"There is no reason for alarm," the AIM state news agency quoted Joana Matsombe, head of banking supervision at the central bank, as telling a news conference.
Moza Banco got into difficulties this year after a rapid expansion of its branch network and an incomplete recapitalisation from shareholders that caused its solvency ratio to fall below the required 8 percent minimum, Matsombe said.
On average, Mozambique's banks had a solvency ratio of 15 percent, she was quoted as saying.
Moza Banco's non-performing loans were 8 percent of total lending, higher than the 5.3 percent average in the banking system, although Matsombe said this was not a significant factor in its problems.

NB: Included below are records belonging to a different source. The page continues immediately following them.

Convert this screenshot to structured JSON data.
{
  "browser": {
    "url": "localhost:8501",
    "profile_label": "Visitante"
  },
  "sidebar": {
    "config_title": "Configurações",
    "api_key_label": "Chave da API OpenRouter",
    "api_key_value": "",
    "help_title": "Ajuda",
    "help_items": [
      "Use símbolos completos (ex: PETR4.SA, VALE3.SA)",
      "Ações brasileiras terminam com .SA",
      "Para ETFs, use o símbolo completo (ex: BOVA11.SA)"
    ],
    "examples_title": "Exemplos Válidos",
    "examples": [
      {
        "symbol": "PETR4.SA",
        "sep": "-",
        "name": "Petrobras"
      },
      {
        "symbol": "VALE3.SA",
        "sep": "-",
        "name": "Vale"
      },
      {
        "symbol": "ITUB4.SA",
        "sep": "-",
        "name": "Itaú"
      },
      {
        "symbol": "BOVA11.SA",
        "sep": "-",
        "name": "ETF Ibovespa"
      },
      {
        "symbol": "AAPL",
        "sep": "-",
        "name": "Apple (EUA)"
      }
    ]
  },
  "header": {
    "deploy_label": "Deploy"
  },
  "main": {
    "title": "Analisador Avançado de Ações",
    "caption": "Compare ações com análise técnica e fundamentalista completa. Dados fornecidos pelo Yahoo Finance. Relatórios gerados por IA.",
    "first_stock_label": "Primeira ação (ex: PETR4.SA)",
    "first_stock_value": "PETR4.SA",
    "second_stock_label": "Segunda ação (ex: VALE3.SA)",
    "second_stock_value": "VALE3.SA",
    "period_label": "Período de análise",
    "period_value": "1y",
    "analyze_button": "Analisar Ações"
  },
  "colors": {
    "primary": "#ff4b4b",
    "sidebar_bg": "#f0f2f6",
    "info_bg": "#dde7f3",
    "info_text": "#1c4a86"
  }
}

Mozambique's economy and currency have been hit hard this year by a financial crisis stemming from more than $2 billion in foreign borrowing since 2013 that was not included in the budget or approved by parliament.
The International Monetary Fund and foreign donors have cut off support, saying they were kept in the dark about the debt, much of which was spent on building a state tuna-fishing company and enhancing maritime security.
The central bank has guaranteed all deposits held at Moza Banco, fired its board and taken over its day-to-day operations. Matsombe said the regulator was looking to clean up the bank and sell it within six months.
"We do not intend to stay there," she said. "Our task, as the regulator, is not to manage banks." (Reporting by Ed Cropley; Editing by Susan Fenton)